◆ WHAT TO PRODUCE ◆
Every entry that follows should be output exactly, and every image in it left out.

◆ DATASET ◆
--- START ---

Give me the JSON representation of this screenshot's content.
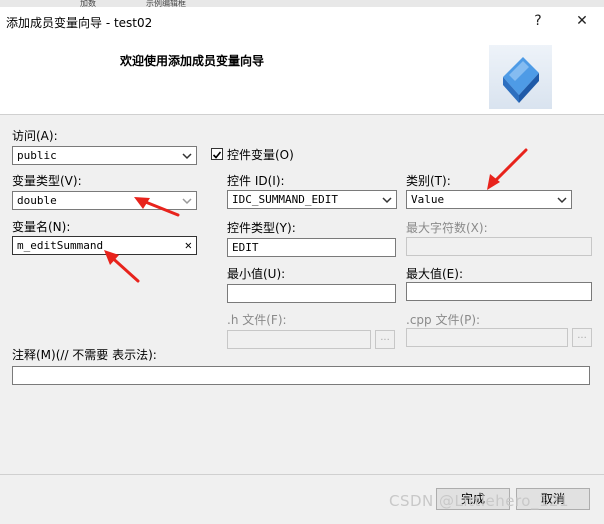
{
  "background_tabs": [
    "加数",
    "示例编辑框"
  ],
  "window": {
    "title": "添加成员变量向导 - test02",
    "help_glyph": "?",
    "close_glyph": "✕"
  },
  "header": {
    "welcome": "欢迎使用添加成员变量向导"
  },
  "form": {
    "access": {
      "label": "访问(A):",
      "value": "public"
    },
    "var_type": {
      "label": "变量类型(V):",
      "value": "double"
    },
    "var_name": {
      "label": "变量名(N):",
      "value": "m_editSummand",
      "clear_glyph": "✕"
    },
    "control_var": {
      "label": "控件变量(O)",
      "checked": true
    },
    "control_id": {
      "label": "控件 ID(I):",
      "value": "IDC_SUMMAND_EDIT"
    },
    "category": {
      "label": "类别(T):",
      "value": "Value"
    },
    "control_type": {
      "label": "控件类型(Y):",
      "value": "EDIT"
    },
    "max_chars": {
      "label": "最大字符数(X):",
      "value": ""
    },
    "min_value": {
      "label": "最小值(U):",
      "value": ""
    },
    "max_value": {
      "label": "最大值(E):",
      "value": ""
    },
    "h_file": {
      "label": ".h 文件(F):",
      "value": "",
      "browse": "..."
    },
    "cpp_file": {
      "label": ".cpp 文件(P):",
      "value": "",
      "browse": "..."
    },
    "comment": {
      "label": "注释(M)(// 不需要 表示法):",
      "value": ""
    }
  },
  "footer": {
    "finish": "完成",
    "cancel": "取消"
  },
  "watermark": "CSDN @Littlehero_121",
  "colors": {
    "annotation_arrow": "#e8231c",
    "logo_cube": "#3a86d8"
  }
}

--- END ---

◆ RESPONSE TO THE EXERCISE ◆
Give me the JSON representation of this screenshot's content.
{
  "background_tabs": [
    "加数",
    "示例编辑框"
  ],
  "window": {
    "title": "添加成员变量向导 - test02",
    "help_glyph": "?",
    "close_glyph": "✕"
  },
  "header": {
    "welcome": "欢迎使用添加成员变量向导"
  },
  "form": {
    "access": {
      "label": "访问(A):",
      "value": "public"
    },
    "var_type": {
      "label": "变量类型(V):",
      "value": "double"
    },
    "var_name": {
      "label": "变量名(N):",
      "value": "m_editSummand",
      "clear_glyph": "✕"
    },
    "control_var": {
      "label": "控件变量(O)",
      "checked": true
    },
    "control_id": {
      "label": "控件 ID(I):",
      "value": "IDC_SUMMAND_EDIT"
    },
    "category": {
      "label": "类别(T):",
      "value": "Value"
    },
    "control_type": {
      "label": "控件类型(Y):",
      "value": "EDIT"
    },
    "max_chars": {
      "label": "最大字符数(X):",
      "value": ""
    },
    "min_value": {
      "label": "最小值(U):",
      "value": ""
    },
    "max_value": {
      "label": "最大值(E):",
      "value": ""
    },
    "h_file": {
      "label": ".h 文件(F):",
      "value": "",
      "browse": "..."
    },
    "cpp_file": {
      "label": ".cpp 文件(P):",
      "value": "",
      "browse": "..."
    },
    "comment": {
      "label": "注释(M)(// 不需要 表示法):",
      "value": ""
    }
  },
  "footer": {
    "finish": "完成",
    "cancel": "取消"
  },
  "watermark": "CSDN @Littlehero_121",
  "colors": {
    "annotation_arrow": "#e8231c",
    "logo_cube": "#3a86d8"
  }
}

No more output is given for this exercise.